After documenting its progress on Twitter for over a month, Laura Hudson’s inky typographic project reached its zenith this weekend. As part of her final degree project, Laura has created a time-lapse film of ink being absorbed into a lettered design to reveal a message about the invisible nature of mental illness.

As a sufferer of depression Laura wanted to highlight a cause she felt passionate and aligned her project with the Time to Change mental health campaign. “The idea is as the ink absorbs it’s physically making the fact visible, raising awareness.”

Inspired by Oscar Diaz’s Ink calendar, she contacted him to ask about paper typed used, but after a slightly cagey response she decided to test out different types of paper herself, finally settling on 300gsm scientific grade blotting paper.

Her lettered design was then laser cut into the paper and suspended in her studio. The ends of the paper structure rested in vials of cyan printer ink and the natural capillary action of the paper drew the pigment up the lettering. The process produced some lovely chromatic bleed effects (as shown).

Laura took time-lapse photos to record the process. In tests the ink moved 15cm in five minutes over a straight line but at the scale of the final design it slowed dramatically after six days, requiring only one photograph every 12 hours to measure its progress. Other challenges also cropped up on the way: “Unfortunately I’ll be pressing the camera shutter for my project. Time lapse is broken so now I’m babysitting!”

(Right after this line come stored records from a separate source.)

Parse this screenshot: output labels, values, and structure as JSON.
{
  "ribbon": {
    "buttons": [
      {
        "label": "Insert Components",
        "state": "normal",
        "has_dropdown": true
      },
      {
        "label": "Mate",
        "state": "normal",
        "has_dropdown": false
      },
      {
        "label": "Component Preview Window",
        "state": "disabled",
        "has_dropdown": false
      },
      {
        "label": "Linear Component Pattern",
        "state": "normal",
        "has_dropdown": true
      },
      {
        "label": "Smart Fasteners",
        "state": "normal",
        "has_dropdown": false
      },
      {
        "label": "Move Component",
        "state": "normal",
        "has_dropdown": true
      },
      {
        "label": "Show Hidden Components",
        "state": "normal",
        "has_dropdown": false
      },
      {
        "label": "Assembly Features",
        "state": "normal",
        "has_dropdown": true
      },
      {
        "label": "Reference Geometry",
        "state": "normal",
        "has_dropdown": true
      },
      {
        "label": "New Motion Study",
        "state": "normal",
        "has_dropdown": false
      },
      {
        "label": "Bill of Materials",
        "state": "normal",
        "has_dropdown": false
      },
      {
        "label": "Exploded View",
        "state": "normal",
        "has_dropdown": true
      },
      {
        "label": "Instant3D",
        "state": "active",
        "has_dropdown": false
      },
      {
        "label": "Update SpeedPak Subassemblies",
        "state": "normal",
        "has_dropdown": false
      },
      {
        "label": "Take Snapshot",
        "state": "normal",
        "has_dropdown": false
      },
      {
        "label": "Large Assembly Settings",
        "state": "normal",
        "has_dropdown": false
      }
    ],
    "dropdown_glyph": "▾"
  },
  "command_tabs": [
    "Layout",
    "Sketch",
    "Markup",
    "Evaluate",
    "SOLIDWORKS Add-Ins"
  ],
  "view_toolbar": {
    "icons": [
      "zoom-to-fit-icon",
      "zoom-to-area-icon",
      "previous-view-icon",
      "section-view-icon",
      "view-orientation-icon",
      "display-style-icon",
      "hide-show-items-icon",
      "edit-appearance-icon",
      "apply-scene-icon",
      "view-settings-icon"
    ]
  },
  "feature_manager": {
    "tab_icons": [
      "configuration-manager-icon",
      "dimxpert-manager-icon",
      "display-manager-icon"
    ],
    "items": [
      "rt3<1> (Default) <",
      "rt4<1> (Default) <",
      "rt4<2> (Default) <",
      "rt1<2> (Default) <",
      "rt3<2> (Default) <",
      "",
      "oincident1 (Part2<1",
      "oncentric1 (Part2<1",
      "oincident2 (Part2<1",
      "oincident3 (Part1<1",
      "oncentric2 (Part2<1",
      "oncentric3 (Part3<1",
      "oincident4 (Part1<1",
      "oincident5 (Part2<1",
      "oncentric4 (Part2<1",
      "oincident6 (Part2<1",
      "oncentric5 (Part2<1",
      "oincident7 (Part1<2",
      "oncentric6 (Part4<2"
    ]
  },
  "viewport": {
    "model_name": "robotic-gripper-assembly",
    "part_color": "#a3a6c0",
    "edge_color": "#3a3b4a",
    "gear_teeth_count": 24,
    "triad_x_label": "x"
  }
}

After a little ‘encouragement’ with warm water the ink was finally absorbed into the whole piece and the film was completed. Take a look here.

(via meejit)